Mesothelioma Treatment and Cure Hope
The U.S. Senate has taken an historic step in acknowledging the responsibility of both the federal government and industry to fund research for a cure for malignant mesothelioma, a cancer of the lung, heart and abdominal linings associated with asbestos exposure.
SB 852, the proposed Fairness in Asbestos Injury Resolution Act, was recently amended to include a National Mesothelioma Research and Treatment Program. The bill would allocate $29 million per year for 10 years to meso research. Of this, the asbestos trust fund contributors would pay $17 million per year, and the government, through the National Institutes of Health, would contribute $12 million per year.
The program would provide $2.5 million per year each to ten national medical centers for research on the detection, prevention, treatment and cure of meso. The centers would be selected through a competitive peer review process that would evaluate such factors as their track record for exemplary laboratory and clinical research, geographic distribution, proximity to high incidence areas, and affiliation with Veterans Administration hospitals (noting that "veterans... have suffered excessively from mesothelioma").

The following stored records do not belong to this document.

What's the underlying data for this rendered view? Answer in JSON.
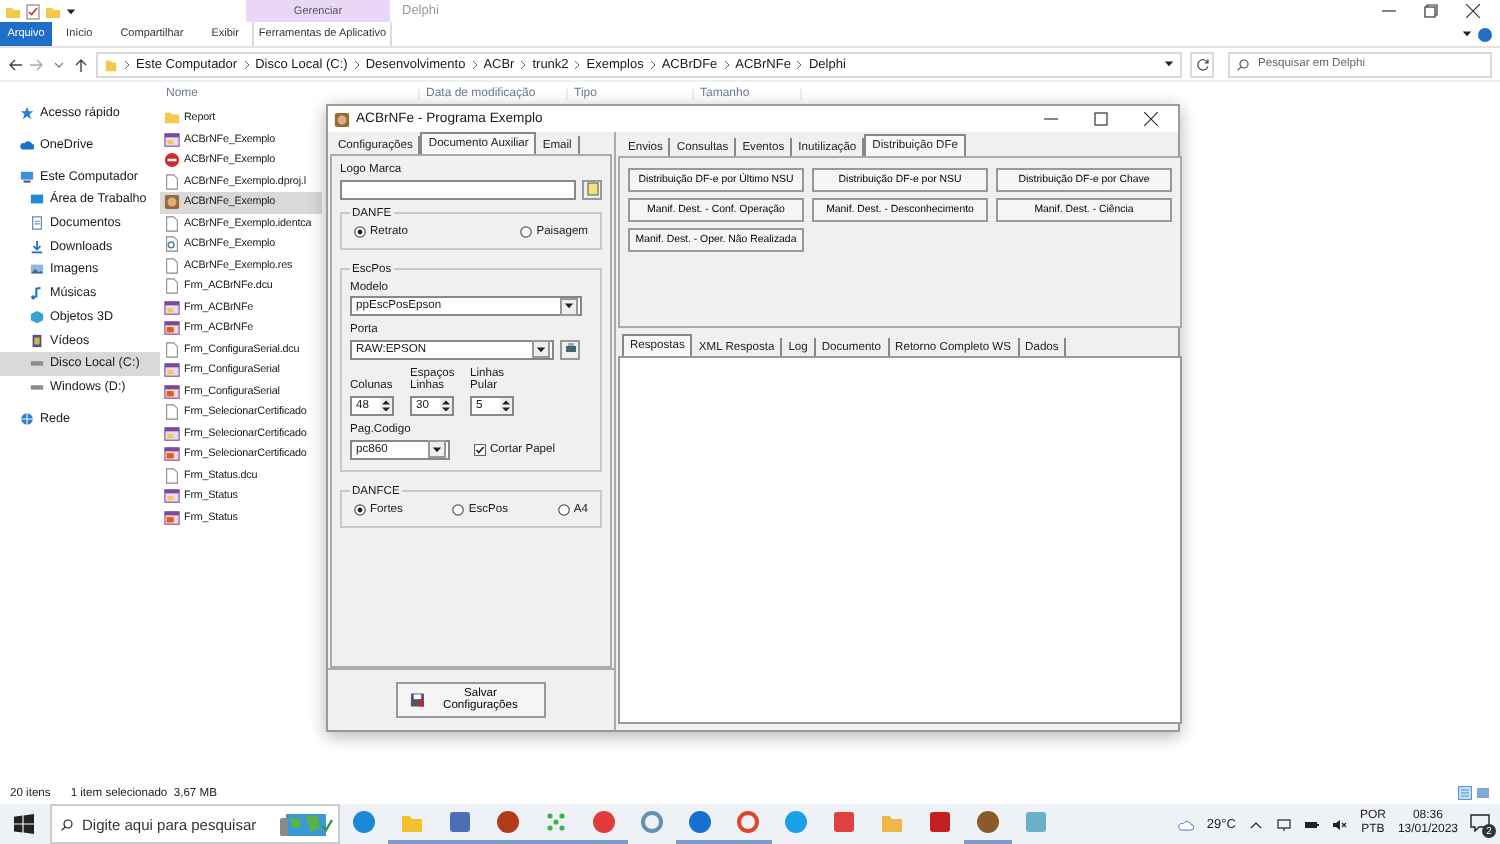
{
  "explorer": {
    "title": "Delphi",
    "context_group": "Gerenciar",
    "ribbon_tabs": [
      {
        "label": "Arquivo",
        "kind": "file"
      },
      {
        "label": "Início",
        "kind": "tab"
      },
      {
        "label": "Compartilhar",
        "kind": "tab"
      },
      {
        "label": "Exibir",
        "kind": "tab"
      },
      {
        "label": "Ferramentas de Aplicativo",
        "kind": "context"
      }
    ],
    "breadcrumb": [
      "Este Computador",
      "Disco Local (C:)",
      "Desenvolvimento",
      "ACBr",
      "trunk2",
      "Exemplos",
      "ACBrDFe",
      "ACBrNFe",
      "Delphi"
    ],
    "search": {
      "placeholder": "Pesquisar em Delphi"
    },
    "columns": [
      "Nome",
      "Data de modificação",
      "Tipo",
      "Tamanho"
    ],
    "sidebar": [
      {
        "label": "Acesso rápido",
        "selected": false
      },
      {
        "label": "OneDrive",
        "selected": false
      },
      {
        "label": "Este Computador",
        "selected": false,
        "children": [
          {
            "label": "Área de Trabalho",
            "selected": false
          },
          {
            "label": "Documentos",
            "selected": false
          },
          {
            "label": "Downloads",
            "selected": false
          },
          {
            "label": "Imagens",
            "selected": false
          },
          {
            "label": "Músicas",
            "selected": false
          },
          {
            "label": "Objetos 3D",
            "selected": false
          },
          {
            "label": "Vídeos",
            "selected": false
          },
          {
            "label": "Disco Local (C:)",
            "selected": true
          },
          {
            "label": "Windows (D:)",
            "selected": false
          }
        ]
      },
      {
        "label": "Rede",
        "selected": false
      }
    ],
    "files": [
      {
        "name": "Report",
        "selected": false
      },
      {
        "name": "ACBrNFe_Exemplo",
        "selected": false
      },
      {
        "name": "ACBrNFe_Exemplo",
        "selected": false
      },
      {
        "name": "ACBrNFe_Exemplo.dproj.l",
        "selected": false
      },
      {
        "name": "ACBrNFe_Exemplo",
        "selected": true
      },
      {
        "name": "ACBrNFe_Exemplo.identca",
        "selected": false
      },
      {
        "name": "ACBrNFe_Exemplo",
        "selected": false
      },
      {
        "name": "ACBrNFe_Exemplo.res",
        "selected": false
      },
      {
        "name": "Frm_ACBrNFe.dcu",
        "selected": false
      },
      {
        "name": "Frm_ACBrNFe",
        "selected": false
      },
      {
        "name": "Frm_ACBrNFe",
        "selected": false
      },
      {
        "name": "Frm_ConfiguraSerial.dcu",
        "selected": false
      },
      {
        "name": "Frm_ConfiguraSerial",
        "selected": false
      },
      {
        "name": "Frm_ConfiguraSerial",
        "selected": false
      },
      {
        "name": "Frm_SelecionarCertificado",
        "selected": false
      },
      {
        "name": "Frm_SelecionarCertificado",
        "selected": false
      },
      {
        "name": "Frm_SelecionarCertificado",
        "selected": false
      },
      {
        "name": "Frm_Status.dcu",
        "selected": false
      },
      {
        "name": "Frm_Status",
        "selected": false
      },
      {
        "name": "Frm_Status",
        "selected": false
      }
    ],
    "status_bar": {
      "count": "20 itens",
      "selection": "1 item selecionado  3,67 MB"
    }
  },
  "app_window": {
    "title": "ACBrNFe - Programa Exemplo",
    "config_tabs": [
      {
        "label": "Configurações",
        "selected": false
      },
      {
        "label": "Documento Auxiliar",
        "selected": true
      },
      {
        "label": "Email",
        "selected": false
      }
    ],
    "logo_label": "Logo Marca",
    "danfe": {
      "title": "DANFE",
      "options": [
        {
          "label": "Retrato",
          "selected": true
        },
        {
          "label": "Paisagem",
          "selected": false
        }
      ]
    },
    "escpos": {
      "title": "EscPos",
      "modelo": {
        "label": "Modelo",
        "value": "ppEscPosEpson"
      },
      "porta": {
        "label": "Porta",
        "value": "RAW:EPSON"
      },
      "spinners": [
        {
          "label": "Colunas",
          "value": "48"
        },
        {
          "label": "Espaços Linhas",
          "value": "30"
        },
        {
          "label": "Linhas Pular",
          "value": "5"
        }
      ],
      "pag_codigo": {
        "label": "Pag.Codigo",
        "value": "pc860"
      },
      "cortar_papel": {
        "label": "Cortar Papel",
        "checked": true
      }
    },
    "danfce": {
      "title": "DANFCE",
      "options": [
        {
          "label": "Fortes",
          "selected": true
        },
        {
          "label": "EscPos",
          "selected": false
        },
        {
          "label": "A4",
          "selected": false
        }
      ]
    },
    "save_button": "Salvar Configurações",
    "service_tabs": [
      {
        "label": "Envios",
        "selected": false
      },
      {
        "label": "Consultas",
        "selected": false
      },
      {
        "label": "Eventos",
        "selected": false
      },
      {
        "label": "Inutilização",
        "selected": false
      },
      {
        "label": "Distribuição DFe",
        "selected": true
      }
    ],
    "actions": [
      "Distribuição DF-e por Último NSU",
      "Distribuição DF-e por NSU",
      "Distribuição DF-e por Chave",
      "Manif. Dest. - Conf. Operação",
      "Manif. Dest. - Desconhecimento",
      "Manif. Dest. - Ciência",
      "Manif. Dest. - Oper. Não Realizada"
    ],
    "response_tabs": [
      {
        "label": "Respostas",
        "selected": true
      },
      {
        "label": "XML Resposta",
        "selected": false
      },
      {
        "label": "Log",
        "selected": false
      },
      {
        "label": "Documento",
        "selected": false
      },
      {
        "label": "Retorno Completo WS",
        "selected": false
      },
      {
        "label": "Dados",
        "selected": false
      }
    ]
  },
  "taskbar": {
    "search": {
      "placeholder": "Digite aqui para pesquisar"
    },
    "apps": [
      {
        "kind": "circle",
        "color": "#1b8ad6",
        "running": false
      },
      {
        "kind": "folder",
        "color": "#f2c12e",
        "running": true
      },
      {
        "kind": "square",
        "color": "#4a6fb5",
        "running": true
      },
      {
        "kind": "circle",
        "color": "#b23a1a",
        "running": true
      },
      {
        "kind": "dots",
        "color": "#3bb54a",
        "running": true
      },
      {
        "kind": "circle",
        "color": "#e03a3a",
        "running": true
      },
      {
        "kind": "ring",
        "color": "#6a8fb5",
        "running": false
      },
      {
        "kind": "circle",
        "color": "#1570d0",
        "running": true
      },
      {
        "kind": "ring",
        "color": "#e0452b",
        "running": true
      },
      {
        "kind": "circle",
        "color": "#1aa0e8",
        "running": false
      },
      {
        "kind": "square",
        "color": "#e04040",
        "running": false
      },
      {
        "kind": "folder",
        "color": "#f0b84a",
        "running": false
      },
      {
        "kind": "square",
        "color": "#c42020",
        "running": false
      },
      {
        "kind": "circle",
        "color": "#8a5a2a",
        "running": true
      },
      {
        "kind": "square",
        "color": "#6ab0c8",
        "running": false
      }
    ],
    "weather": "29°C",
    "language": [
      "POR",
      "PTB"
    ],
    "time": "08:36",
    "date": "13/01/2023",
    "notifications": "2"
  }
}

The first-ever program also would establish a meso registry and a tissue bank. The registry would help collect data on patients' symptoms, treatment, outcomes and quality of life. Unlike Australia and most European countries, the U.S. does not have a system for tracking meso. The Tissue Bank would help researchers study blood and tissue in the effort to unlock the mysteries on how to control this deadly cancer.
"This is an important first step," said Roger Worthington, the founder of the Mesothelioma Applied Research Foundation, which has advocated the creation of the program for the past three years. "We thank Senator Herb Kohl for his leadership in championing this long overdue program, and Senators Patrick Leahy and Arlen Specter for recognizing its importance."
MARF had originally sought a separate federal appropriation for the research program, asserting that the government's duty to help asbestos cancer patients was essential on in its own, and should not be tied to the fortunes of a controversial asbestos trust fund bill. However, Senator Kohl recognized that the trust fund bill's focus solely on economic aspects of "asbestos injury" wrongly ignored the need to address the human suffering itself, and he therefore worked to incorporate MARF's proposed meso research program into the trust fund bill.